20 Aug 2009 - 2:35pm | Daya Nath Singh
Emergence of a composite silk unit, namely, Fabric Plus is a boon to the silk industry in Assam. Union minister for textiles, Dayanidhi Maran, on August 19 last, inaugurated a composite silk unit at Chaygaon industrial growth centre, near Guwahati. The project is estimated to cost around Rs.5.50 crore, including infrastructure for spun silk mill, machineries, working capital and looms etc. The promoters, Fabric Plus, have contributed an amount of Rs.22.60 lakh. The Central and State governments have provided a subsidy of Rs.155.30 lakh and Rs.48.10 lakh respectively, for installation of machineries and equipments etc. The total output from the mill is likely to support around 4000 Eri farmers in the state, by providing appropriate market linkage.
Sericulture has been practiced in Assam from time immemorial and state is proud of producing Muga, Eri and Mulberry silk. The entire sericulture sector, particularly, the pre-cocoon sector involves about 1.85 lakh household in the state, almost seventy percent involved in Eri-sector followed by 15 percent in each Mulberry and Muga sectors, informed, Mr. J Sampat, Joint Director (Publicity) Central Silk Board, Bangalore, to media persons at Guwahati.
The total raw silk production in the state of Assam during the year 2008-09 is reported to be 1261 MTs, which includes 1141 MTs of Eri silk, 105 MTs of Muga and 15 MTs of Mulberry silk. There has been steadily progress in Vanya (Eri and Muga) silk production. While there was a continuous progress in production of Muga silk, Eri silk production was increasing by leaps and bounds and reached new peaks, but there was a declining in Mulberry silk production, he said. Eri culture is quite popular and the activities are confined to women folk for secondary source of income. The catalytic development program me, jointly implemented by the Central Silk Board, department of sericulture, Government of Assam, has brought new areas under Muga and Eri sectors, created infrastructures in seed, reeling, spinning under weaving sectors and with the stakeholders and a large number of people have taken up Muga and Eri culture.
Sericulture development schemes being implemented by the Central Silk Board and the department of sericulture, Government of Assam includes the assistance of states and private garners for strengthening silkworm, seed production (Mulberry, Muga and Eri sectors), construction of rearing houses and crop insurance, support to silkworm rearers, for raising of nurseries and maintenance of food plantations of silkworms, providing services of master feelers, weavers, dyers to improve quality and productivity, support to agencies for up gradation and popularization of improved reeling, spinning devices to reduce drudgery and increase income of silk feelers and spinners, product development and diversification of Vanya silks for value addition.

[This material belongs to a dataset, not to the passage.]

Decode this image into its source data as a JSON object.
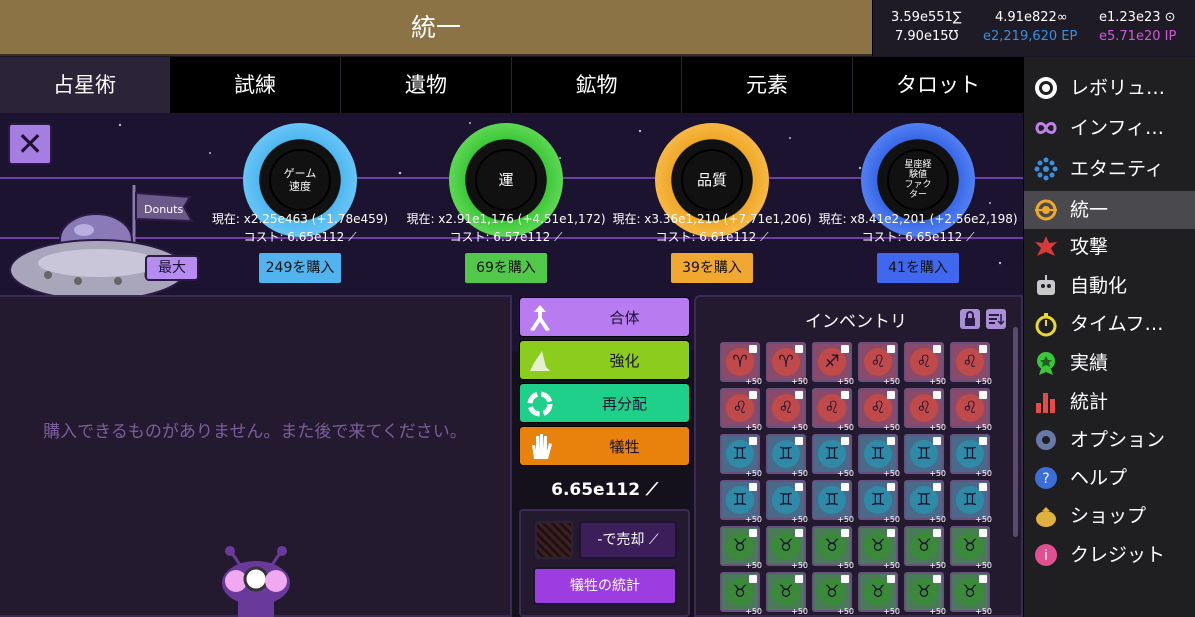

The UNDP sponsored program me implemented during 1999-2003 was instrumental in systemizing the Muga and Eri silk industry and modernizing the finished products. The Muga reeling activities are mainly concentrated in Kamrup, Kokrajhar, Goalpara, Shivsagar, Tinsukia, Lakhimpur and Dhemaji districts. Bamundi under Sualkuchi area is the main reeling and weaving cluster of Muga silk. The Eri cocoon spinning activities are largely concentrated in Kamrup, Bodoland Territorial Autonomous District (BTAD), Goalpara, Karbi Anglong cluster. Mulberry reeling is done in government as well as private sectors, by using multi-end reeling ;machine located in Darrang, Shivsagar and Jorhat districts.
The Muga and Eri silk reeling and spinning activities are intensified with popularization of the CTR & TI, Ranchi improved Charkhas, Pedal motor operated reeling machines and RMRS improved Bani reeling machines and CSTRI, Bangalore spinning wheel, Amber Charkha spinning wheel. The large quantities of silk yarn produced in the state is utilized within the productions clusters and small quantity of Muga and Eri yarn is available outside the state.
With the introduction of tailor made technologies for host plant cultivation, silkworm rearing and post cocoon processing, there has been tremendous improvement in the quality and quantity of Eri silk in recent years. The production of Eri raw silk has gone up from 1485 MTs in 2006-07 to 2038 MTs in 2008-09 in the country. What’s needed is the forward linkage of a well equipped silk mill that could convert these cocoons into very fine count yarn, a much sought after raw material to design fine quality garments for the international market.
These initiatives would go a long way in organizing the Eri silk industry on systematic line more so the procurement/movement of Eri cocoons from areas of their origin and ensure sustained production of quality yarn of high quality in demand for production of value added products of Eri silk and in the process, it would also address the basic needs of employment and socio-economic upliftment of the rural populace in the country.